We only used toughened or laminated glass (as explained in the post) for that reason, so we don’t have to worry about breaking… 🙂
Thank you SO much for yet again pointing out a simple way to address a garden problem.
I know you guys are working with a stash of doors you already had, but where would be a good place to start looking for used or discarded glass doors? Or even windows. Thank you!
Claire we got some of them from tip shops, and scrap yards?
what a fantastic idea with the bread crates. so easy to carry around a lot of those little seedling trays!!!
And, if you didn’t have all those little seedling trays, you could just line a bread crate with shade cloth and fill with seed raising mix or your own compost and plant straight into it.
I was curious whether you transplant all your seedlings or just let them grow as is? Seems like they are too cramped to let grow as is.
I notice you’ve lined this with clear plastic, and wondered if you had considered using black instead, as an extra warming factor?
Another milkwood post with a simple idea which is really useful. You guys are awesome
“After smashing several glass doors from our shed stash of building materials…”
haha i love you guys! i can imagine that would have been a fun afternoon of research.
awesome post, kirsten.
Thank you! I shall start my hunting ^-^ Oh and a happy almost springyness to you guys 🙂
Hey Kirsten nice post 🙂
you have more information on the straw bale design? (and if mouses love strawbale so much how are your strawbale houses surviving the mouse invasion or are they not getting in there?)
also why did you have the plastic sheet in there? for making it more airtight?
thanks and keep it up great stuff!
I was just thinking of doing this myself so decided to have a google… My thought though was to repurpose some old ute canopy window gas struts to prevent the possibility of dropping the doors. Just my 2c
Yep, you could definitely do that!

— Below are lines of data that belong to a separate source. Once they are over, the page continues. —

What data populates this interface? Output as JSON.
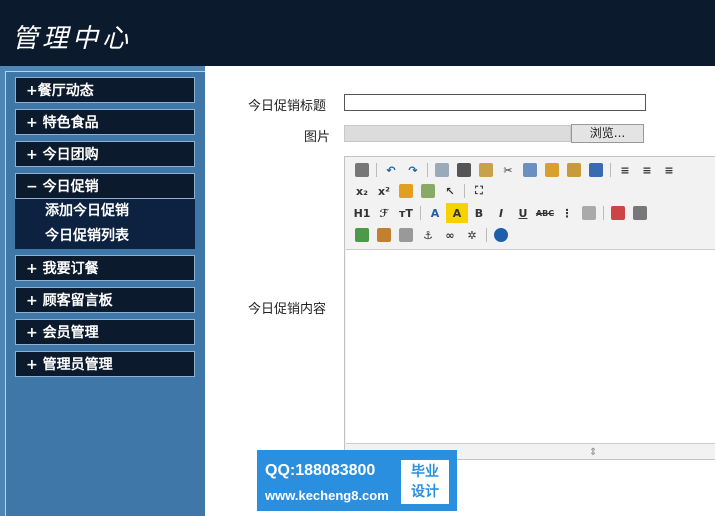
{
  "header": {
    "logo": "管理中心"
  },
  "sidebar": {
    "items": [
      {
        "label": "+餐厅动态"
      },
      {
        "label": "+ 特色食品"
      },
      {
        "label": "+ 今日团购"
      },
      {
        "label": "− 今日促销"
      },
      {
        "label": "+ 我要订餐"
      },
      {
        "label": "+ 顾客留言板"
      },
      {
        "label": "+ 会员管理"
      },
      {
        "label": "+ 管理员管理"
      }
    ],
    "subitems": [
      {
        "label": "添加今日促销"
      },
      {
        "label": "今日促销列表"
      }
    ]
  },
  "form": {
    "title_label": "今日促销标题",
    "title_value": "",
    "image_label": "图片",
    "browse_label": "浏览...",
    "content_label": "今日促销内容"
  },
  "editor": {
    "row2": [
      "x₂",
      "x²"
    ],
    "row3": [
      "H1",
      "ℱ",
      "тT",
      "A",
      "A",
      "B",
      "I",
      "U",
      "ABC"
    ]
  },
  "watermark": {
    "qq": "QQ:188083800",
    "site": "www.kecheng8.com",
    "badge_line1": "毕业",
    "badge_line2": "设计"
  },
  "colors": {
    "header_bg": "#0c1a2e",
    "sidebar_bg": "#4e86b6",
    "menu_bg": "#0c1a2e",
    "watermark_bg": "#2b8fe0"
  }
}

love the idea if using old bread crates for the seedlings! to make the frame can you use any timber?
I’d avoid treated pine but otherwise, yes 🙂